I read Emily Gould’s Friendship this fall, and liked it so much I was compelled to make a kind of “fan art” for it, which is below. I like everything I’ve read of Gould, and find the “controversy” that surrounds her so completely absurd (and sexist) that I will not comment on it further, and will instead focus on what a great book Friendship is.
Gould does an excellent job of showing the way things beyond our control—time, money, circumstance—can slowly corrode relationships to the point where they are irreparable. With the friendship between her main characters, Amy and Bev, there is one particularly significant life change (spoiler: a pregnancy) that strains the women’s relationship, but it’s the accumulation of many other small, unspoken things that make the big change so difficult.
In addition to the quotes I’ve pulled for my “fan art” there were a number of other quotes from Friendship that resonated with me. This one especially seems to describe the reasoning behind the bad decisions many people make in their twenties:
“She still felt full of strange pockets of conflicting feeling . . . But underneath everything ran a low hum of exaltation.
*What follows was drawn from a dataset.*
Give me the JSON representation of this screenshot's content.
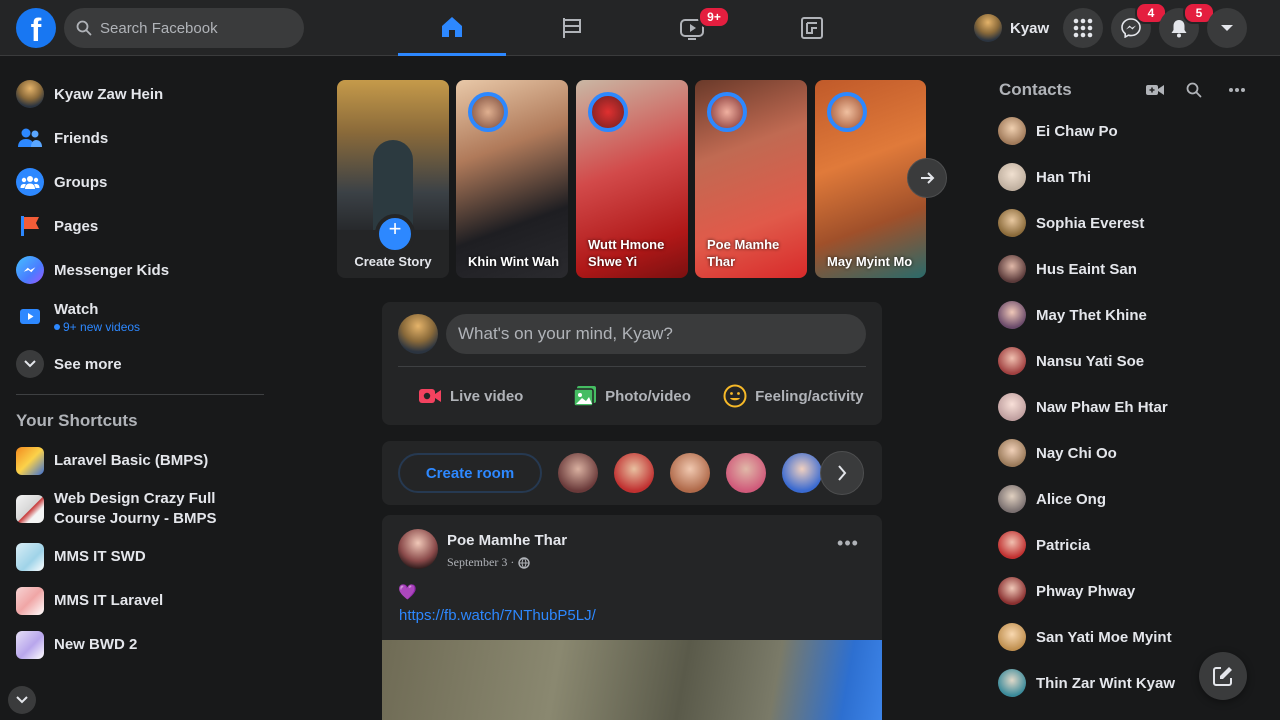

Things were happening to her. They were bad things, but at least they were happening.”
I’ve felt that. It’s the itch that’s caused me to not live in the same apartment for a full twelve months for the last eight years. Caused me to attend a college and a graduate program in states I knew next to nothing about.
It’s not necessarily bad. Sometimes it’s great to push past comfort zones, to try something new without understanding all the details. But—as is the case in Friendship—sometimes these decisions turn us into new people, barely recognizable to those who once knew us. In her essay collection, And The Heart Says Whatever, Gould describes her sporadic catch-up dinners with an old friend:
“Sometimes these dinners are full of easy intimacy and intense teenagerish simpatico-ness, and sometimes they are as awkward as first dates, for reasons I’ve never quite been able to figure out.”
I’m twenty-six right now, a number of years out from both high school and college. It’s been odd to find out which old friendships remain easy and comfortable, and which, for whatever reasons, just don’t. Friendship is a smart, lovely book, and excellent ode to that.